Still, despite the book’s flaws, I think I’ve learned more about pop music and its history from The Heart of Rock & Soul than I have from any other source. And it’s a marvelous book for browsing. Rarely does an entry on any one song run more than one page; the essay on “Soldier Boy” is a pleasing exception. (At the other end of the spectrum, there is Marsh’s assessment of “Jumpin’ Jack Flash,” ranked at No. 320, which reads in its entirety “It’s a gas, gas, gas.”)

Even thought the book deals with the world of singles, I’ve found it valuable as a guide for album collecting as I began to listen to artists and genres with which I was not very familiar due to either history (for music recorded before, say, 1964) or lack of airplay on the radio stations I listened to over the years (growing up in a smaller city in the Upper Midwest did not give me a lot of exposure to soul, R&B, funk and similar styles). I used Marsh’s assessments of singles by performers in those styles as a jumping off point for my explorations.

One of the groups with which I had only a marginal familiarity before I read Marsh’s book was Harold Melvin & The Blue Notes, the Philadelphia group whose heyday in the years 1972-75 was rooted in both sleek soul balladry and the very beginnings of disco. The group’s 1973 single, “The Love I Lost,” is often credited as being the first disco recording, although I imagine there are nearly as many candidates for that distinction as there are for the title of first rock ’n’ roll record (in that race, my money is on “Rocket 88” by Jackie Brenston). First disco record or not, “The Love I Lost” was a smash, with the single edit reaching No. 1 on the R&B charts and No. 7 on the pop charts.

Today’s rip from vinyl, Wake Up Everybody, came two years later, produced by Philadelphia marvels Kenneth Gamble and Leon Huff. The title track reached the top of the R&B charts and topped out at No. 12 on the pop charts.
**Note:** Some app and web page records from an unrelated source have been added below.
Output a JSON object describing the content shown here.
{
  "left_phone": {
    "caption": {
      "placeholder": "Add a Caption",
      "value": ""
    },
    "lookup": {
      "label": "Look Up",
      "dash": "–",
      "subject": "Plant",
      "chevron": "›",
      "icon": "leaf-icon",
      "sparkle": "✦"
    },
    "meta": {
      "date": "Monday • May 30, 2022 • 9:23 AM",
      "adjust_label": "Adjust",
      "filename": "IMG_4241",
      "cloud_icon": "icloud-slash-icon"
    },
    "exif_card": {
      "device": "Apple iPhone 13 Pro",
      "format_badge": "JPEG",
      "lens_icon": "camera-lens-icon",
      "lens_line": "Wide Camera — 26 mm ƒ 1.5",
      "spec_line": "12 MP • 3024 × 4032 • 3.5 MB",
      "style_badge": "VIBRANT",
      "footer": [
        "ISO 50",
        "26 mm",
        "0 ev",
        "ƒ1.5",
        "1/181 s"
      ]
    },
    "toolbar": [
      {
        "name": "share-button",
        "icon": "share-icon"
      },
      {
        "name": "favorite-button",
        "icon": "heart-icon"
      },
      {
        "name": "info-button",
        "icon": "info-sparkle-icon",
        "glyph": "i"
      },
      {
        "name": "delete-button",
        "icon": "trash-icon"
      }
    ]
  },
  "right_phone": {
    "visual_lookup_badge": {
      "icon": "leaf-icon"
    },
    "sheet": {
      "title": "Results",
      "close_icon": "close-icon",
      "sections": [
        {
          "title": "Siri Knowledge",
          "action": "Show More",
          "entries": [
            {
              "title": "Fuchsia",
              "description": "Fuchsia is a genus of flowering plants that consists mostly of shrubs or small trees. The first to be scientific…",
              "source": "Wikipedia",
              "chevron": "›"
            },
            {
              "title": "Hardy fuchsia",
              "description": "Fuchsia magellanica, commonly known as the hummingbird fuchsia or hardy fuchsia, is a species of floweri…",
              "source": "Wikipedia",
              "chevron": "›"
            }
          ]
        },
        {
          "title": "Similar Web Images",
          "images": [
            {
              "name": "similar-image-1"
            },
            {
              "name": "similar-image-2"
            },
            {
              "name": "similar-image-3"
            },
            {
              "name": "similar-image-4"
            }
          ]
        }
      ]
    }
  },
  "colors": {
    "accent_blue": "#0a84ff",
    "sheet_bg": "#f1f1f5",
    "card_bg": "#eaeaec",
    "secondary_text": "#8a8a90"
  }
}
Also notable on the record were “Tell the World How I Feel About ’Cha Baby,” which reached the R&B Top Ten and the original version of “Don’t Leave Me This Way,” which became a No. 1 hit in 1977 for Thelma Houston.

Wake Up Everybody also includes two cuts that feature sweet vocals by Sharon Paige: “You Know How To Make Me Feel So Good” and “I’m Searching For A Love.”

The album is definitely a piece of its time. As I ripped the vinyl Sunday evening, the combination of strings, sweet voices and early disco rhythms stirred up memories, as music often will: a college internship, promising romances explored or reluctantly set aside, career plans changed and more. Others who were there at the time will have their own sets of echoes. But if you weren’t around and all you have is the music, that’s still enough!

Track listing:
Wake Up Everybody
Keep On Lovin’ You
You Know How To Make Me Feel So Good
Don’t Leave Me This Way
Tell The World How I Feel About ’Cha Baby
To Be Free To Be Who We Are
I’m Searching For A Love

Harold Melvin & The Blue Notes – Wake Up Everybody  [1975]